Luxembourg – The European Union’s Economic and Financial Affairs Council (Ecofin) has released a statement on the reform of clearing and settlement. The document comes after Ecofin’s June 3 meeting discussing issues such as the industry code of conduct, barriers to harmonisation, and the European Central Bank (ECB)’s Target 2 Securities (T2S) settlement platform.
The Ecofin publication welcomes the final phase of the code, which came into force on January 1, and stresses the importance of the private sector fully implementing the code and transposing its benefits to the retail side of the chain. Progress with the code has however been inconsistent, with significant barriers to interoperability in particular on the sharing of risk in central counterparty (CCP) clearing.
Ecofin says it welcomes the European Commission’s timeline for removing the 15 Giovannini Barriers according to its Third Progress report. The barriers were identified in 2003 as obstructing market harmonisation, with a deadline for their removal set for 2011. The publication says it will welcome the advice of the Legal Certainty Group, which will conclude next month.

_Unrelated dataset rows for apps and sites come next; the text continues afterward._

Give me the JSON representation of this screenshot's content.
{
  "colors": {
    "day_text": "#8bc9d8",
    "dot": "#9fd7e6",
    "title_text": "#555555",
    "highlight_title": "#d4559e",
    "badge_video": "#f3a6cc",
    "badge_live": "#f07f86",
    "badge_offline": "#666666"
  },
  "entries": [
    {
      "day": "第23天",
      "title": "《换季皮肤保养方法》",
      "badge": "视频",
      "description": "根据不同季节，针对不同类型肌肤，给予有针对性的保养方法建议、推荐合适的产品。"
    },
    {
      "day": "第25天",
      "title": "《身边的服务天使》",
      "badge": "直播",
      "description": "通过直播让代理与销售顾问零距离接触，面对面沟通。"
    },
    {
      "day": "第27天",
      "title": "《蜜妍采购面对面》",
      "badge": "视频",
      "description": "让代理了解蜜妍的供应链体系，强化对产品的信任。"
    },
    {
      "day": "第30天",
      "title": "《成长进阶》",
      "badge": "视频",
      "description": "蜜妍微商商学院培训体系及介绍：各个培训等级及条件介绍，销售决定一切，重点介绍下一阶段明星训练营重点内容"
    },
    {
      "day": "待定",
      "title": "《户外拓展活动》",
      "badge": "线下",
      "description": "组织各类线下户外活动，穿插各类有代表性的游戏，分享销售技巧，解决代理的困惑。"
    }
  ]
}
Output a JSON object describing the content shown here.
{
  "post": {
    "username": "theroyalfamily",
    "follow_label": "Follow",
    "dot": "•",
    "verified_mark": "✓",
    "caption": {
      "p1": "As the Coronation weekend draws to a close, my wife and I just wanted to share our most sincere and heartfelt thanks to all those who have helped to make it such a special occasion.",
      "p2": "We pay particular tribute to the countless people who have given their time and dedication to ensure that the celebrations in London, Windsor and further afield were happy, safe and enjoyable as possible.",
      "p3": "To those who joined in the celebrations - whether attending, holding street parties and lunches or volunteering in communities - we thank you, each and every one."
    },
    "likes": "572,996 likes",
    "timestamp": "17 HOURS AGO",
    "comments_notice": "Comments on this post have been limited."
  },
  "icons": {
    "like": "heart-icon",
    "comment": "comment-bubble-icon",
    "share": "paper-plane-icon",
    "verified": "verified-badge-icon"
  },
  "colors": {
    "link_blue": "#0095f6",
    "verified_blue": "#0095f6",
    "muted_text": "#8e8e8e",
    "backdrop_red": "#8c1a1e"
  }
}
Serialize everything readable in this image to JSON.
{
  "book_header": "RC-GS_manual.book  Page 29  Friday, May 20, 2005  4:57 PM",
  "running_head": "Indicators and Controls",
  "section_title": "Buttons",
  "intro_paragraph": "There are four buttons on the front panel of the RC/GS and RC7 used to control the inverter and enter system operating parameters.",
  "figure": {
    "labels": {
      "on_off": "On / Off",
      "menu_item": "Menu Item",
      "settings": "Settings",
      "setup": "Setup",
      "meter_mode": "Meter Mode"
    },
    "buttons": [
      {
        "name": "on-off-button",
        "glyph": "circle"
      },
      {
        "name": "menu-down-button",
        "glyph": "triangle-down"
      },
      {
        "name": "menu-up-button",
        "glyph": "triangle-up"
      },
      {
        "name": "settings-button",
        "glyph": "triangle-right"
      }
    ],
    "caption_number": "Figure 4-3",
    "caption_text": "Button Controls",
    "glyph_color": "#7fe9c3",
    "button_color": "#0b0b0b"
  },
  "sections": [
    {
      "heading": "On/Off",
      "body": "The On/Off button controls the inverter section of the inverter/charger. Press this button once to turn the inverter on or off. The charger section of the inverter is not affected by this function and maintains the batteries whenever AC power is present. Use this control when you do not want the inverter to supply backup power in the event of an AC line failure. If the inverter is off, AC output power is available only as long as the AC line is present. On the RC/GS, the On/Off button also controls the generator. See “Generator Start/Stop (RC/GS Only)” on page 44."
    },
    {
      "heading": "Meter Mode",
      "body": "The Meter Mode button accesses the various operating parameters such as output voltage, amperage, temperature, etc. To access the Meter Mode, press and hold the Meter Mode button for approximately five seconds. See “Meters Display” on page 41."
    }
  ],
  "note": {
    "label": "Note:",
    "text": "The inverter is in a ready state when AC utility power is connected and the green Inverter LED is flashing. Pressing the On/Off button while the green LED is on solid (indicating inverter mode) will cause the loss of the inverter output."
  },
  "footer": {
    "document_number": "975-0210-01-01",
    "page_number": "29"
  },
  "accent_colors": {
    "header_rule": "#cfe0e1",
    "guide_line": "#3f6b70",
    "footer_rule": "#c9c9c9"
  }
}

The Ecofin document then invites the Commission and the Committee of European Securities Regulators (CESR) to evaluate whether the industry has been able to exercise the post-trade benefits afforded by last year’s Markets in Financial Instruments Directive (Mifid) and to launch concrete proposals to address legal barriers. However, many of the remaining Giovannini obstructions are not reliant on private industry but rather on national, legal and regulatory authorities to address – and progress has been especially slow from many member states.
On the subject of the ECB’s planned T2S platform, Ecofin laid out a number of expectations for continued political support in the Eurosystem. The platform will provide cross-border and domestic settlement of securities against central bank money and servicing the Central Securities Depositories (CSDs). Ecofin’s considerations include trimming down cost and time, and exploring the advantages of establishing a new legal body to address market needs and limit conflicts of interest. Interested CSDs are expected to take clear and unambiguous positions with regard to T2S, although many have been afraid to commit for fear of losing business.
The week in Risk.net, February 10-16 2017Receive this by email